## Exercise details:
Below are some entries. Output each one exactly as it appears.

## Data listing:
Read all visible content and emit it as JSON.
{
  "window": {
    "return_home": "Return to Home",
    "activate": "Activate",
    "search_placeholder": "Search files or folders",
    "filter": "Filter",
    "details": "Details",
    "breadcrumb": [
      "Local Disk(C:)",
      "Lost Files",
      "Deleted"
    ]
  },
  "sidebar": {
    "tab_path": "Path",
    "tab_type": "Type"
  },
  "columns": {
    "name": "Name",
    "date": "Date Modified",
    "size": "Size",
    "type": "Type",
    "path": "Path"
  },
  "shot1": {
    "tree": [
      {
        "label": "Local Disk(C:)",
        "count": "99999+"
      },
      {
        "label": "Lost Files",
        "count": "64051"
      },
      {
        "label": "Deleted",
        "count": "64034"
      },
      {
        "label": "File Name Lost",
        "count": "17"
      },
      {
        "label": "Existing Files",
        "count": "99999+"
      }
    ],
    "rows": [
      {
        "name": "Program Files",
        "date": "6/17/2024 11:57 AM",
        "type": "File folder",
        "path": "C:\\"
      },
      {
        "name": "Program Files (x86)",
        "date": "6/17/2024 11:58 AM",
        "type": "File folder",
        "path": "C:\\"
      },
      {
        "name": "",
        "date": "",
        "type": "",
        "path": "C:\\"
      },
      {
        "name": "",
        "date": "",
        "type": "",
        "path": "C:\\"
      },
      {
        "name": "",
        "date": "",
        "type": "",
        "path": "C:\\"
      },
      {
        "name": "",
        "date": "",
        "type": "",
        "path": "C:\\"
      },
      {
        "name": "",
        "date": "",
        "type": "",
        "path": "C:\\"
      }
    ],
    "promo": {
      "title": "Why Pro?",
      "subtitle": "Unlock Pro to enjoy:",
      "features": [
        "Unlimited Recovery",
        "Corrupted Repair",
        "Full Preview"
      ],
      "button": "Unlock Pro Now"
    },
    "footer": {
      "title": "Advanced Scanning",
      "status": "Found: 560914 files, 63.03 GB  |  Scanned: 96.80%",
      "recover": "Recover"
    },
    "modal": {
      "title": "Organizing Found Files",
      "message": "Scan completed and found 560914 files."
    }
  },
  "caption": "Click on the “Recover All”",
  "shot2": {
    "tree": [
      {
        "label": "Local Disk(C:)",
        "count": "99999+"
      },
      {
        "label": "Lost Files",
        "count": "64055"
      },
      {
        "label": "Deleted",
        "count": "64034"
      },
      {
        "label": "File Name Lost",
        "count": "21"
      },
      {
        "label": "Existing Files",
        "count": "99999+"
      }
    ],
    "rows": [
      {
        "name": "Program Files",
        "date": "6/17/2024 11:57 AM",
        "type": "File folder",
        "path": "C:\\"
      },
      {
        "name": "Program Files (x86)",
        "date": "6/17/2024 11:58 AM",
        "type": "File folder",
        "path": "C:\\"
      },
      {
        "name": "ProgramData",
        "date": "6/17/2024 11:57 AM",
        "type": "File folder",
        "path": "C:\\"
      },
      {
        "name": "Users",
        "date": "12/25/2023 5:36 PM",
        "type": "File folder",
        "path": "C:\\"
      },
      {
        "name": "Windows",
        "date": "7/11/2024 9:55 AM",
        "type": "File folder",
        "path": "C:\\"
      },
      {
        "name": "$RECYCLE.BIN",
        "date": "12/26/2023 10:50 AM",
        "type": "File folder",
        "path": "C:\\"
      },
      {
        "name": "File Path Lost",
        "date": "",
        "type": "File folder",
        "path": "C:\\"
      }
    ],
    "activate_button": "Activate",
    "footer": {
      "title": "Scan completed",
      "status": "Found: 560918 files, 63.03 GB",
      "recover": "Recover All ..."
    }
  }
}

## Response area:
Read all visible content and emit it as JSON.
{
  "window": {
    "return_home": "Return to Home",
    "activate": "Activate",
    "search_placeholder": "Search files or folders",
    "filter": "Filter",
    "details": "Details",
    "breadcrumb": [
      "Local Disk(C:)",
      "Lost Files",
      "Deleted"
    ]
  },
  "sidebar": {
    "tab_path": "Path",
    "tab_type": "Type"
  },
  "columns": {
    "name": "Name",
    "date": "Date Modified",
    "size": "Size",
    "type": "Type",
    "path": "Path"
  },
  "shot1": {
    "tree": [
      {
        "label": "Local Disk(C:)",
        "count": "99999+"
      },
      {
        "label": "Lost Files",
        "count": "64051"
      },
      {
        "label": "Deleted",
        "count": "64034"
      },
      {
        "label": "File Name Lost",
        "count": "17"
      },
      {
        "label": "Existing Files",
        "count": "99999+"
      }
    ],
    "rows": [
      {
        "name": "Program Files",
        "date": "6/17/2024 11:57 AM",
        "type": "File folder",
        "path": "C:\\"
      },
      {
        "name": "Program Files (x86)",
        "date": "6/17/2024 11:58 AM",
        "type": "File folder",
        "path": "C:\\"
      },
      {
        "name": "",
        "date": "",
        "type": "",
        "path": "C:\\"
      },
      {
        "name": "",
        "date": "",
        "type": "",
        "path": "C:\\"
      },
      {
        "name": "",
        "date": "",
        "type": "",
        "path": "C:\\"
      },
      {
        "name": "",
        "date": "",
        "type": "",
        "path": "C:\\"
      },
      {
        "name": "",
        "date": "",
        "type": "",
        "path": "C:\\"
      }
    ],
    "promo": {
      "title": "Why Pro?",
      "subtitle": "Unlock Pro to enjoy:",
      "features": [
        "Unlimited Recovery",
        "Corrupted Repair",
        "Full Preview"
      ],
      "button": "Unlock Pro Now"
    },
    "footer": {
      "title": "Advanced Scanning",
      "status": "Found: 560914 files, 63.03 GB  |  Scanned: 96.80%",
      "recover": "Recover"
    },
    "modal": {
      "title": "Organizing Found Files",
      "message": "Scan completed and found 560914 files."
    }
  },
  "caption": "Click on the “Recover All”",
  "shot2": {
    "tree": [
      {
        "label": "Local Disk(C:)",
        "count": "99999+"
      },
      {
        "label": "Lost Files",
        "count": "64055"
      },
      {
        "label": "Deleted",
        "count": "64034"
      },
      {
        "label": "File Name Lost",
        "count": "21"
      },
      {
        "label": "Existing Files",
        "count": "99999+"
      }
    ],
    "rows": [
      {
        "name": "Program Files",
        "date": "6/17/2024 11:57 AM",
        "type": "File folder",
        "path": "C:\\"
      },
      {
        "name": "Program Files (x86)",
        "date": "6/17/2024 11:58 AM",
        "type": "File folder",
        "path": "C:\\"
      },
      {
        "name": "ProgramData",
        "date": "6/17/2024 11:57 AM",
        "type": "File folder",
        "path": "C:\\"
      },
      {
        "name": "Users",
        "date": "12/25/2023 5:36 PM",
        "type": "File folder",
        "path": "C:\\"
      },
      {
        "name": "Windows",
        "date": "7/11/2024 9:55 AM",
        "type": "File folder",
        "path": "C:\\"
      },
      {
        "name": "$RECYCLE.BIN",
        "date": "12/26/2023 10:50 AM",
        "type": "File folder",
        "path": "C:\\"
      },
      {
        "name": "File Path Lost",
        "date": "",
        "type": "File folder",
        "path": "C:\\"
      }
    ],
    "activate_button": "Activate",
    "footer": {
      "title": "Scan completed",
      "status": "Found: 560918 files, 63.03 GB",
      "recover": "Recover All ..."
    }
  }
}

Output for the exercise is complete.